The effects of spruce budworm (Choristoneura fumiferana (Clem.)) outbreaks on growth and survival of balsam fir (Abies balsamea (L.) Mill.) and spruce (Picea spp.) are well documented, but few studies extend beyond 10 years after defoliation ceased. We used inventory data from 106 permanent sample plots (PSP) in >50 year old balsam fir stands in northern New Brunswick, Canada, to determine legacy effects of the 1969-1993 budworm outbreak on stand development up to 29 years after defoliation ceased. Defoliation data were based on annual aerial surveys from 1945 to 1993 and PSP ground sampling from 1985 to 1993. PSPs were stratified into net stand volume development categories (decreasing, stable, and increasing stemwood volume from 1985-2005), and related to outbreak phases (outbreak, direct 1-10 years after defoliation ceased, and legacy >10 years), number of years of defoliation (1-4, 5-8, 9-12), and stand age (mature, overmature). Trend and rate of volume development over time was related to past outbreak severity (?2 = 6.681, df = 2, p<0.05). For example, 93% of 15 PSPs that had entered the stand break-up phase (i.e., <100 m3/ha live standing volume) experienced ?5 years of defoliation. Stand age was an important factor influencing outbreak severity (e.g., r2 = 0.383, p<0.01) and vulnerability to post-outbreak wind disturbance events. A pulse of post-outbreak wind-related mortality peaked at 11 m3/ha/yr 11-15 years after defoliation ceased. Hence, the compounding effect of post-outbreak wind disturbance drastically increased the impact and longevity of the spruce budworm disturbance event, especially in ageing post-outbreak stands. Our study demonstrates the need to consider the complexity of disturbance dynamics, as a single disturbance event rarely operates in isolation.
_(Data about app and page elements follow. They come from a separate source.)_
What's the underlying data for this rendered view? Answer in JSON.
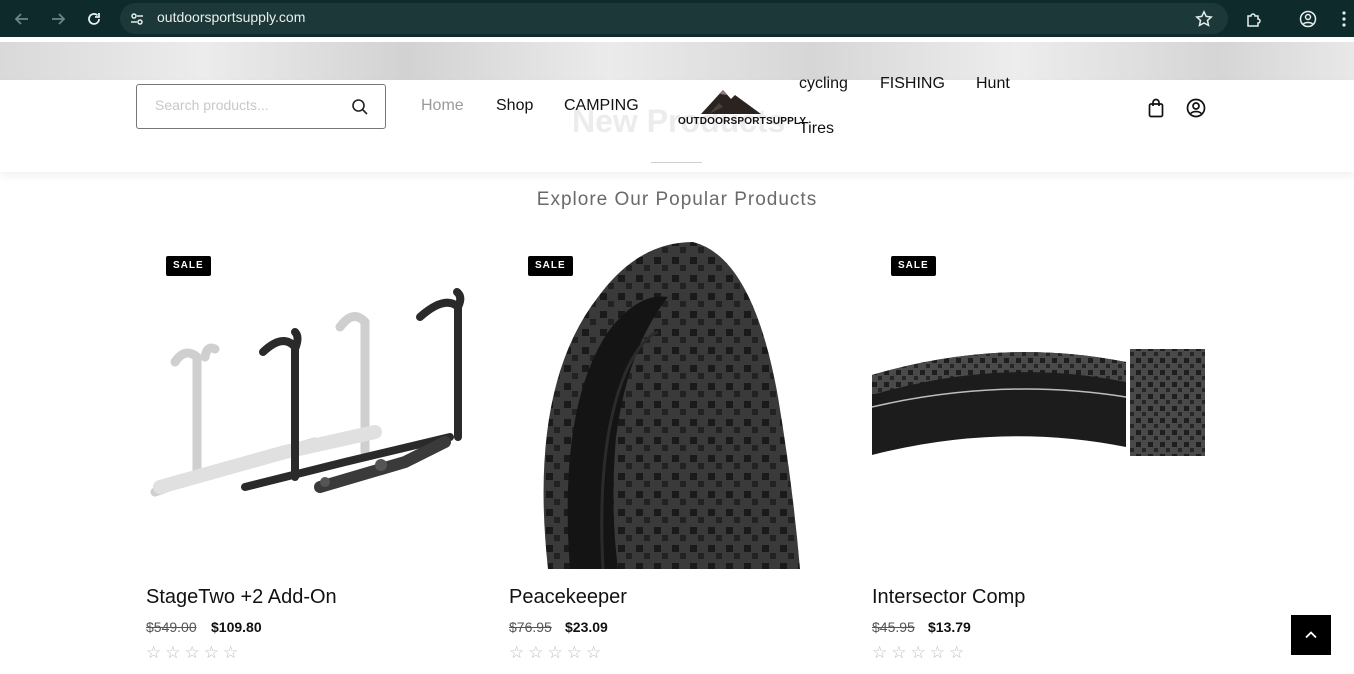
{
  "browser": {
    "url": "outdoorsportsupply.com",
    "icons": [
      "back-arrow-icon",
      "forward-arrow-icon",
      "reload-icon",
      "site-info-icon",
      "bookmark-star-icon",
      "extensions-icon",
      "profile-icon",
      "menu-kebab-icon"
    ]
  },
  "header": {
    "search": {
      "placeholder": "Search products..."
    },
    "nav": {
      "home": "Home",
      "shop": "Shop",
      "camping": "CAMPING",
      "cycling": "cycling",
      "fishing": "FISHING",
      "hunt": "Hunt",
      "tires": "Tires"
    },
    "logo_text": "OUTDOORSPORTSUPPLY",
    "background_heading": "New Products"
  },
  "section": {
    "title": "Explore Our Popular Products"
  },
  "products": [
    {
      "badge": "SALE",
      "name": "StageTwo +2 Add-On",
      "old_price": "$549.00",
      "price": "$109.80",
      "rating": 0
    },
    {
      "badge": "SALE",
      "name": "Peacekeeper",
      "old_price": "$76.95",
      "price": "$23.09",
      "rating": 0
    },
    {
      "badge": "SALE",
      "name": "Intersector Comp",
      "old_price": "$45.95",
      "price": "$13.79",
      "rating": 0
    }
  ],
  "stars": [
    "☆",
    "☆",
    "☆",
    "☆",
    "☆"
  ],
  "colors": {
    "chrome": "#0f2a2a",
    "accent": "#000000",
    "nav_muted": "#9a9a9a"
  }
}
Stand development projections and wood supply models need to take into account losses that result from the interaction of disturbances events to ensure the security of future wood supplies.

http://digitalcommons.usu.edu/nafecology/sessions/disturbance/1